Those of you who feel the world might benefit from yet another version of Ridley Scott's Bladerunner will be delighted to learn that Warner Home Video is planning to release a 25th anniversary "definitive new version" - billed as the "final cut" of the 1982 sci-fi classic.
Serco is in discussions with staff about likely job cuts. Staff first heard the news a week ago, and the company has set up a committee to hear employees' views - the first meeting is being held this afternoon.
Orange has confirmed it will give "free" broadband to its mobile phone subscribers, ending weeks of hype and speculation.
CSC UK employees who avoid the current round of redundancies can expect a lean summer, after bosses announced the annual July pay award will be frozen until October.
VeriChip chairman Scott Silverman's appearance on American TV this week has raised fears of the introduction of RFID technology.
HP has wrapped up one of three lawsuits it has filed against channel firms in the last 18 months for "grey market" trading.
EMC has announced the EMC Documentum Archive Services (DAS) for Imaging software, the latest addition to its family of enterprise archiving software products.
Tom Cruise has embarked on a crusade to win back his name right across the net.
PlusNet has slipped out a new entry level broadband product for a tenner a month. Its "Basic" product offers speeds of up to 8 meg but is aimed at people currently on a dial-up service, or those with no net access at all.
Review Shuttle is without a doubt the best known manufacturer of small form-factor (SFF) barebones PCs in the world. The SN21G5 features the now familiar fifth-generation chassis, which is getting slightly long in the tooth now, but this is a budget model. It's based on Nvidia's nForce 6100 chipset, so it has a wide range of built-in features...
Acer has quietly rolled out a pair of Ferrari-branded notebooks, adding the 1000 and 5000 series to the 4000 line the company already offers. The new models are based on AMD's Turion 64 X2 dual-core mobile processors.
Manchester Police are investigating the case of a woman whose computer files were moved into a password-protected file she could not get into.
AOL Europe chief operating officer (COO) Stan Laurent is rumoured to have resigned amidst a row over the future direction of the internet giant.

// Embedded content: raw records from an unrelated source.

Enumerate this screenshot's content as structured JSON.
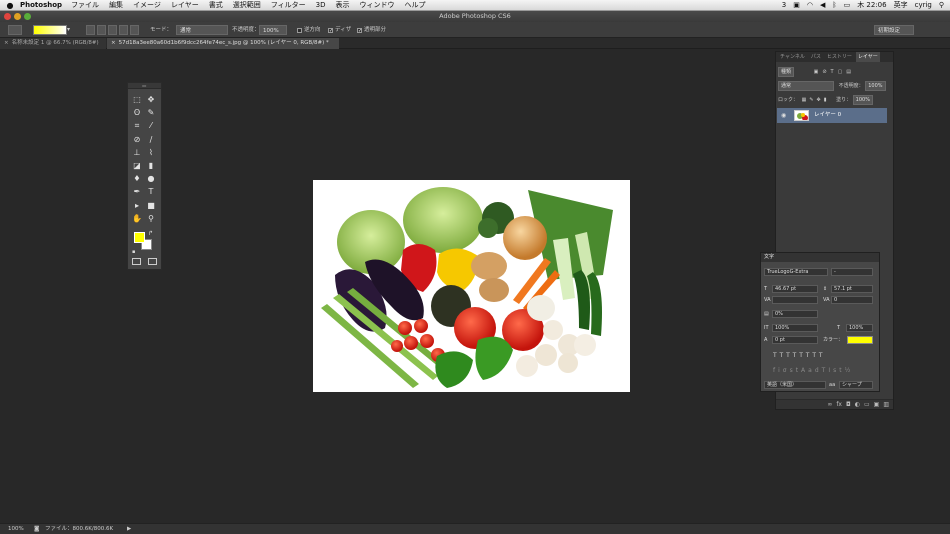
{
  "menubar": {
    "apple": "",
    "app": "Photoshop",
    "items": [
      "ファイル",
      "編集",
      "イメージ",
      "レイヤー",
      "書式",
      "選択範囲",
      "フィルター",
      "3D",
      "表示",
      "ウィンドウ",
      "ヘルプ"
    ],
    "status": {
      "badge": "3",
      "clock": "木 22:06",
      "input": "英字",
      "user": "cyrig"
    }
  },
  "window": {
    "title": "Adobe Photoshop CS6"
  },
  "options": {
    "mode_label": "モード：",
    "mode_value": "通常",
    "opacity_label": "不透明度：",
    "opacity_value": "100%",
    "reverse_label": "逆方向",
    "dither_label": "ディザ",
    "transparency_label": "透明部分",
    "workspace": "初期設定",
    "gradient_colors": [
      "#ffff00",
      "#ffffff"
    ]
  },
  "tabs": [
    {
      "label": "名称未設定 1 @ 66.7% (RGB/8#)",
      "close": "×"
    },
    {
      "label": "57d18a3ee80a60d1b6f9dcc264fe74ec_s.jpg @ 100% (レイヤー 0, RGB/8#) *",
      "close": "×"
    }
  ],
  "tools": {
    "foreground": "#ffff00",
    "background": "#ffffff",
    "icons": [
      "move-icon",
      "marquee-icon",
      "lasso-icon",
      "quick-select-icon",
      "crop-icon",
      "eyedropper-icon",
      "healing-icon",
      "brush-icon",
      "stamp-icon",
      "history-brush-icon",
      "eraser-icon",
      "gradient-icon",
      "blur-icon",
      "dodge-icon",
      "pen-icon",
      "type-icon",
      "path-select-icon",
      "shape-icon",
      "hand-icon",
      "zoom-icon"
    ]
  },
  "layers_panel": {
    "tabs": [
      "チャンネル",
      "パス",
      "ヒストリー",
      "レイヤー"
    ],
    "active_tab": "レイヤー",
    "filter_label": "種類",
    "blend_mode": "通常",
    "opacity_label": "不透明度：",
    "opacity_value": "100%",
    "lock_label": "ロック：",
    "fill_label": "塗り：",
    "fill_value": "100%",
    "layer_name": "レイヤー 0"
  },
  "character_panel": {
    "title": "文字",
    "font_family": "TrueLogoG-Extra",
    "font_style": "-",
    "font_size": "46.67 pt",
    "leading": "57.1 pt",
    "tracking": "0",
    "kerning_percent": "0%",
    "vertical_scale": "100%",
    "horizontal_scale": "100%",
    "baseline_shift": "0 pt",
    "color_label": "カラー：",
    "color": "#ffff00",
    "language": "英語（米国）",
    "antialias_label": "aa",
    "antialias": "シャープ"
  },
  "status": {
    "zoom": "100%",
    "info": "ファイル：800.6K/800.6K"
  }
}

Microsoft is launching OneCare, an anti-virus and firewall product, in the US tomorrow.
Apple today launched an appeal to win the hearts and minds of eco-friendly Americans. It is offering to take away their old computer and dispose the of machine in an environmentally sound manner whenever punters buy a brand new Mac. The deal applies to customers buying through its online store or retail outlets.
Police are investigating a disgruntled eBayer who took online revenge after paying £375 for a laptop which, he said, did not work.
NSFW Hottish on the heels of the 40 metre profanity in Yorkshire which provided hours of harmless amusement for Google Earth aficionados, we have just received notification of another farmer up north who has decided to greet extraterrestrial visitors to our beautiful planet in the time-honoured local fashion:
A court in Canada has excused Hutterites from carrying photo driving licenses because the religious group believes the Bible prohibits them from having their picture taken.
Swedish police raided 10 different locations in Sweden and seized servers in a massive crackdown on torrent site Piratebay.org today.
CA this week extended its poor accounting streak, announcing that it will delay reporting fourth quarter and full year financial results. The delay stems from the software maker's failure to record sales commission expenses correctly.
Sun Microsystems will fire up to 5,000 workers this year, as the company tries to cut costs and make it easier to post quarterly profits.